Ask a JAG: Income tax returns

By Capt. Andrew J. Rouchka (U.S. Army)
Stuttgart Law Center

Q: I am a civilian, married to a service member.  My husband is a legal resident of Texas. We met when we were both living in North Carolina. I’ve been working on post while stationed here in Germany. Do I need to file an income tax return in North Carolina?

A: You need to file a tax return in North Carolina as long as you remain a legal resident there.

The Servicemembers Civil Relief Act (“SCRA”) protects a service member’s military pay from income taxation by a state where the service member resides or is assigned pursuant to military duties, unless that state is also the service member’s state of permanent residence or domicile. The Military Spouses Residency Relief Act of 2009 (“MSRRA”) amended the SCRA to allow some spouses of service members to retain or regain a state of domicile for tax purposes. Under MSSRA, the spouse of a service member “shall neither lose nor acquire a residence or domicile for purposes of taxation . . . by reason of being absent or present in any tax jurisdiction of the United States solely to be with the service member in compliance with the service member’s military orders” if the service member and spouse share the same legal residence.

The MSRRA does not permit a spouse to pick just any state of residence. The spouse must have at one time met requirements of physical presence in the state and be able to show indicia or proof of intent to make or keep the state their permanent home.
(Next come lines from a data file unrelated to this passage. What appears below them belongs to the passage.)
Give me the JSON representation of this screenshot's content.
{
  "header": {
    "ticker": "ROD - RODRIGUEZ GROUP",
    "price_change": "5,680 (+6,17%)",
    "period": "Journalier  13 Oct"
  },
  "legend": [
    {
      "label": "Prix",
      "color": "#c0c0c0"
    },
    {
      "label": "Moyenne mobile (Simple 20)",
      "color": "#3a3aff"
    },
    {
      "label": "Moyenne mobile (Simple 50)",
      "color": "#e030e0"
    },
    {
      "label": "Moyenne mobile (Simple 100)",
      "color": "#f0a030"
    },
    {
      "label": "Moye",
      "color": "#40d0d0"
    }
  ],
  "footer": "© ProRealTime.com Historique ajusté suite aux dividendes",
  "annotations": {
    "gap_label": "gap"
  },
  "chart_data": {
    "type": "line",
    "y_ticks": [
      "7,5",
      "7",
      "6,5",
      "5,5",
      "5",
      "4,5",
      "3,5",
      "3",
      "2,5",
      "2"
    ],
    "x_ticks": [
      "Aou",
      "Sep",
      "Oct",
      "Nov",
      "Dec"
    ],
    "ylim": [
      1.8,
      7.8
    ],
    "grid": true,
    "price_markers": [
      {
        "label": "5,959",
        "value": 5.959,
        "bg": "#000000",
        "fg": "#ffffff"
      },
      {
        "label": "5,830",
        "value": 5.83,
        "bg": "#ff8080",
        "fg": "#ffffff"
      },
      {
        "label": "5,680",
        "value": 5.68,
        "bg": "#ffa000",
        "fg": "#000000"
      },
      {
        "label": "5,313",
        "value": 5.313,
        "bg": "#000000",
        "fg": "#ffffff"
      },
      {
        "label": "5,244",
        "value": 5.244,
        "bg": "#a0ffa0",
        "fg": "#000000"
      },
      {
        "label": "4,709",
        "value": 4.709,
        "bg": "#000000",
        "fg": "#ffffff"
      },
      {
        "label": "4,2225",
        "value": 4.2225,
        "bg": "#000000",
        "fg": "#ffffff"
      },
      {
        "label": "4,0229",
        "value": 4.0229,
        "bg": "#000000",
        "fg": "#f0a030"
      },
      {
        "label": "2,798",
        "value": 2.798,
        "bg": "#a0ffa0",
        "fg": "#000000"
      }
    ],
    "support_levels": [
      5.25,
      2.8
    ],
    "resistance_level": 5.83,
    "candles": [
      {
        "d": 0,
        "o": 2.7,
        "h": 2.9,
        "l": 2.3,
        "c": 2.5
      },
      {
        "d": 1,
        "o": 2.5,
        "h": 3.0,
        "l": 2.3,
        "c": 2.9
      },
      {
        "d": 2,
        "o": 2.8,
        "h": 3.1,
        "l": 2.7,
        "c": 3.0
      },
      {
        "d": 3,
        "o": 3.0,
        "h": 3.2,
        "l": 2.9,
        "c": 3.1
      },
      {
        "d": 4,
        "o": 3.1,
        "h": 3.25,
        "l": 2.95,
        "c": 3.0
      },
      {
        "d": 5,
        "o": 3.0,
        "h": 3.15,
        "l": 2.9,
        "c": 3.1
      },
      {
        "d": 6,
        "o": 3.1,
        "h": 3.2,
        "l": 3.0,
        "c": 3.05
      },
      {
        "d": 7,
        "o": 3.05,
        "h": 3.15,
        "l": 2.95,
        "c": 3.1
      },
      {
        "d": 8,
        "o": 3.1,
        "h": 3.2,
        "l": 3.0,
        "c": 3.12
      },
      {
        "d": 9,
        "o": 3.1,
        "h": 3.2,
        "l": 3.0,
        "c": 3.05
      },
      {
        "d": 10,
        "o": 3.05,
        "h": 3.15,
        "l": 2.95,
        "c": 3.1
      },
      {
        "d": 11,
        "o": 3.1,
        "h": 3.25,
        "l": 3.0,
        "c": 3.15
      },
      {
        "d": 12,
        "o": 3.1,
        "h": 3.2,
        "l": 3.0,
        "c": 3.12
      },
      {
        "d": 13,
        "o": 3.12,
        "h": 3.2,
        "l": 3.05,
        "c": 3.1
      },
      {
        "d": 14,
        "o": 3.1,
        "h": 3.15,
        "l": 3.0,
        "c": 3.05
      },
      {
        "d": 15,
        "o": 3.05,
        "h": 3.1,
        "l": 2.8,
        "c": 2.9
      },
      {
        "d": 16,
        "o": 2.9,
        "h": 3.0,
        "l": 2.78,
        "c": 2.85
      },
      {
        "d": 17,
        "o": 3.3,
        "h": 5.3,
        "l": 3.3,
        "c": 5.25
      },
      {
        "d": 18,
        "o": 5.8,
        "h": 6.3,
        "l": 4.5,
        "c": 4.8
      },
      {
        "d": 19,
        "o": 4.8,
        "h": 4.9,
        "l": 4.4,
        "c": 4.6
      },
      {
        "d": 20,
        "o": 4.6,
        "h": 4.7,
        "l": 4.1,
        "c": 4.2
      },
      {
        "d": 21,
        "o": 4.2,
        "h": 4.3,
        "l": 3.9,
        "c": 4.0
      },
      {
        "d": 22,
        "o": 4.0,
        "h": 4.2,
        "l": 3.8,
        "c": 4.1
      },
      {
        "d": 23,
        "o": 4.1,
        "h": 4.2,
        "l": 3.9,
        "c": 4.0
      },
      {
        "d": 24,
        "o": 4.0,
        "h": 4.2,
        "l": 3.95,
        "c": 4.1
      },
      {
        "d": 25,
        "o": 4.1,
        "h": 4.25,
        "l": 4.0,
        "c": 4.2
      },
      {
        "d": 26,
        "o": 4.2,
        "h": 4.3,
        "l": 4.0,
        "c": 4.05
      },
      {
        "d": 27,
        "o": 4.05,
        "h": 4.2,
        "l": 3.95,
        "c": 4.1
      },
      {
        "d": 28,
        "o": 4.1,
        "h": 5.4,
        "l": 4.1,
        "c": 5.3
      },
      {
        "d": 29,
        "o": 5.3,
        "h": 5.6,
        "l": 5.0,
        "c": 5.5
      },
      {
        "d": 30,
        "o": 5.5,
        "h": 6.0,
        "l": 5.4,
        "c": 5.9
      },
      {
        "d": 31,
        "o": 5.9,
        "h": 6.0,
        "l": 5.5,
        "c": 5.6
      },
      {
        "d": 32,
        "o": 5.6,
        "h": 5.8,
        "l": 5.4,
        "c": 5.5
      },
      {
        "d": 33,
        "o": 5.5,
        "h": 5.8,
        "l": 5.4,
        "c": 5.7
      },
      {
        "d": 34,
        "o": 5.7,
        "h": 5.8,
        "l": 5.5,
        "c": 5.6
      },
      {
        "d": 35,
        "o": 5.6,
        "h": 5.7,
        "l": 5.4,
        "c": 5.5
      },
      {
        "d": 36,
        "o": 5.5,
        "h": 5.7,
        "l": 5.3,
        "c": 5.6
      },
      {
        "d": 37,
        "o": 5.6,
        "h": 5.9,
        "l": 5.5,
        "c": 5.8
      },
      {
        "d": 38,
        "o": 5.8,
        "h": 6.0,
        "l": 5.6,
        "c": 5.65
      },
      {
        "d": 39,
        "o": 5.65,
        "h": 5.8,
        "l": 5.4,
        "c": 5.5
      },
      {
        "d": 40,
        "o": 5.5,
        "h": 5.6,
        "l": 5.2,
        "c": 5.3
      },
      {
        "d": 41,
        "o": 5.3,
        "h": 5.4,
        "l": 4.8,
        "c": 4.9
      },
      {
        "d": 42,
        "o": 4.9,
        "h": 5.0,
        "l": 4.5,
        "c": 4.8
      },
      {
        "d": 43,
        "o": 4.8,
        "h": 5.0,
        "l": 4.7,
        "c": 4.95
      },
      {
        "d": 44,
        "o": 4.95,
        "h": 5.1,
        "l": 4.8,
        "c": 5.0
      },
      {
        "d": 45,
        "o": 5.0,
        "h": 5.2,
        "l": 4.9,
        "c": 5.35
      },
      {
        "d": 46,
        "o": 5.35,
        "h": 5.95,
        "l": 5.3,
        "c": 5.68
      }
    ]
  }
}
You can show your intent to make a new permanent home by registering to vote, buying property, registering vehicles, or making other significant connections to the state. Once you’ve established those connections your husband’s state of legal residence, the MSSRA allows you to keep that legal residence despite moving to other jurisdictions to be with your spouse who is on military orders.

State tax authorities are likely to scrutinize claims of changed legal residence because they stand to lose revenue. Changes in residency with no basis in fact may be viewed as fraudulent by the authorities and subject the family to significant additional tax penalties and interest.

In your case, consider how you would respond if you received a letter from the State of North Carolina demanding tax payment. Do you have significant enough connections with Texas to convince North Carolina that you are no longer a resident?

For more information,  contact the Stuttgart Tax Center for an appointment for free tax services open to all ID cardholders on Kelley Barracks at 421-4152/civ. 0711-729-4152,

Do you have a legal question you would like to see answered in a future edition of The Citizen? If so, contact “Ask a JAG”

This column is not intended as individual or specific legal advice. If you have specific issues or concerns, you should consult a judge advocate.